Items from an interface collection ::
****
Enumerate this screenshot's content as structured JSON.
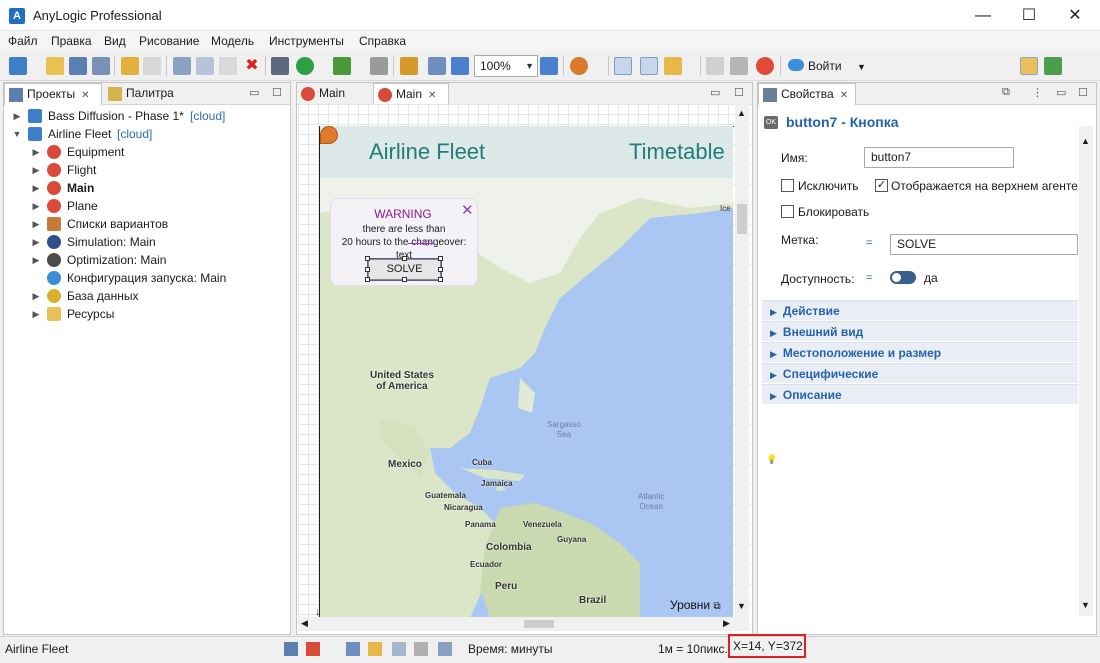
{
  "window": {
    "title": "AnyLogic Professional",
    "controls": [
      "—",
      "☐",
      "✕"
    ]
  },
  "menu": [
    "Файл",
    "Правка",
    "Вид",
    "Рисование",
    "Модель",
    "Инструменты",
    "Справка"
  ],
  "toolbar": {
    "zoom": "100%",
    "login_label": "Войти"
  },
  "left_panel": {
    "tabs": [
      "Проекты",
      "Палитра"
    ],
    "tree": [
      {
        "label": "Bass Diffusion - Phase 1*",
        "tag": "[cloud]",
        "level": 0,
        "expanded": false,
        "icon": "model-icon"
      },
      {
        "label": "Airline Fleet",
        "tag": "[cloud]",
        "level": 0,
        "expanded": true,
        "icon": "model-icon"
      },
      {
        "label": "Equipment",
        "level": 1,
        "icon": "agent-icon"
      },
      {
        "label": "Flight",
        "level": 1,
        "icon": "agent-icon"
      },
      {
        "label": "Main",
        "level": 1,
        "icon": "agent-icon",
        "bold": true
      },
      {
        "label": "Plane",
        "level": 1,
        "icon": "agent-icon"
      },
      {
        "label": "Списки вариантов",
        "level": 1,
        "icon": "table-icon"
      },
      {
        "label": "Simulation: Main",
        "level": 1,
        "icon": "simulation-icon"
      },
      {
        "label": "Optimization: Main",
        "level": 1,
        "icon": "optimization-icon"
      },
      {
        "label": "Конфигурация запуска: Main",
        "level": 1,
        "icon": "cloud-icon",
        "no_caret": true
      },
      {
        "label": "База данных",
        "level": 1,
        "icon": "database-icon"
      },
      {
        "label": "Ресурсы",
        "level": 1,
        "icon": "folder-icon"
      }
    ]
  },
  "editor": {
    "tabs": [
      "Main",
      "Main"
    ],
    "banner_title": "Airline Fleet",
    "banner_right": "Timetable",
    "warning": {
      "title": "WARNING",
      "line1": "there are less than",
      "line2": "20 hours to the changeover:",
      "line3": "text",
      "button": "SOLVE"
    },
    "map_labels": {
      "usa": "United States\nof America",
      "usa_line1": "United States",
      "usa_line2": "of America",
      "mexico": "Mexico",
      "cuba": "Cuba",
      "jamaica": "Jamaica",
      "guatemala": "Guatemala",
      "nicaragua": "Nicaragua",
      "panama": "Panama",
      "venezuela": "Venezuela",
      "guyana": "Guyana",
      "colombia": "Colombia",
      "ecuador": "Ecuador",
      "peru": "Peru",
      "brazil": "Brazil",
      "sargasso1": "Sargasso",
      "sargasso2": "Sea",
      "atlantic1": "Atlantic",
      "atlantic2": "Ocean",
      "ice": "Ice"
    },
    "levels": "Уровни"
  },
  "properties": {
    "tab": "Свойства",
    "header": "button7 - Кнопка",
    "name_label": "Имя:",
    "name_value": "button7",
    "exclude_label": "Исключить",
    "exclude_checked": false,
    "shown_label": "Отображается на верхнем агенте",
    "shown_checked": true,
    "lock_label": "Блокировать",
    "lock_checked": false,
    "caption_label": "Метка:",
    "caption_value": "SOLVE",
    "enabled_label": "Доступность:",
    "enabled_value": "да",
    "sections": [
      "Действие",
      "Внешний вид",
      "Местоположение и размер",
      "Специфические",
      "Описание"
    ]
  },
  "status": {
    "left": "Airline Fleet",
    "time": "Время: минуты",
    "scale": "1м = 10пикс.",
    "coords": "X=14, Y=372"
  }
}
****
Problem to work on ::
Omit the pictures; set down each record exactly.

Response box ::
Enumerate this screenshot's content as structured JSON.
{
  "window": {
    "title": "AnyLogic Professional",
    "controls": [
      "—",
      "☐",
      "✕"
    ]
  },
  "menu": [
    "Файл",
    "Правка",
    "Вид",
    "Рисование",
    "Модель",
    "Инструменты",
    "Справка"
  ],
  "toolbar": {
    "zoom": "100%",
    "login_label": "Войти"
  },
  "left_panel": {
    "tabs": [
      "Проекты",
      "Палитра"
    ],
    "tree": [
      {
        "label": "Bass Diffusion - Phase 1*",
        "tag": "[cloud]",
        "level": 0,
        "expanded": false,
        "icon": "model-icon"
      },
      {
        "label": "Airline Fleet",
        "tag": "[cloud]",
        "level": 0,
        "expanded": true,
        "icon": "model-icon"
      },
      {
        "label": "Equipment",
        "level": 1,
        "icon": "agent-icon"
      },
      {
        "label": "Flight",
        "level": 1,
        "icon": "agent-icon"
      },
      {
        "label": "Main",
        "level": 1,
        "icon": "agent-icon",
        "bold": true
      },
      {
        "label": "Plane",
        "level": 1,
        "icon": "agent-icon"
      },
      {
        "label": "Списки вариантов",
        "level": 1,
        "icon": "table-icon"
      },
      {
        "label": "Simulation: Main",
        "level": 1,
        "icon": "simulation-icon"
      },
      {
        "label": "Optimization: Main",
        "level": 1,
        "icon": "optimization-icon"
      },
      {
        "label": "Конфигурация запуска: Main",
        "level": 1,
        "icon": "cloud-icon",
        "no_caret": true
      },
      {
        "label": "База данных",
        "level": 1,
        "icon": "database-icon"
      },
      {
        "label": "Ресурсы",
        "level": 1,
        "icon": "folder-icon"
      }
    ]
  },
  "editor": {
    "tabs": [
      "Main",
      "Main"
    ],
    "banner_title": "Airline Fleet",
    "banner_right": "Timetable",
    "warning": {
      "title": "WARNING",
      "line1": "there are less than",
      "line2": "20 hours to the changeover:",
      "line3": "text",
      "button": "SOLVE"
    },
    "map_labels": {
      "usa": "United States\nof America",
      "usa_line1": "United States",
      "usa_line2": "of America",
      "mexico": "Mexico",
      "cuba": "Cuba",
      "jamaica": "Jamaica",
      "guatemala": "Guatemala",
      "nicaragua": "Nicaragua",
      "panama": "Panama",
      "venezuela": "Venezuela",
      "guyana": "Guyana",
      "colombia": "Colombia",
      "ecuador": "Ecuador",
      "peru": "Peru",
      "brazil": "Brazil",
      "sargasso1": "Sargasso",
      "sargasso2": "Sea",
      "atlantic1": "Atlantic",
      "atlantic2": "Ocean",
      "ice": "Ice"
    },
    "levels": "Уровни"
  },
  "properties": {
    "tab": "Свойства",
    "header": "button7 - Кнопка",
    "name_label": "Имя:",
    "name_value": "button7",
    "exclude_label": "Исключить",
    "exclude_checked": false,
    "shown_label": "Отображается на верхнем агенте",
    "shown_checked": true,
    "lock_label": "Блокировать",
    "lock_checked": false,
    "caption_label": "Метка:",
    "caption_value": "SOLVE",
    "enabled_label": "Доступность:",
    "enabled_value": "да",
    "sections": [
      "Действие",
      "Внешний вид",
      "Местоположение и размер",
      "Специфические",
      "Описание"
    ]
  },
  "status": {
    "left": "Airline Fleet",
    "time": "Время: минуты",
    "scale": "1м = 10пикс.",
    "coords": "X=14, Y=372"
  }
}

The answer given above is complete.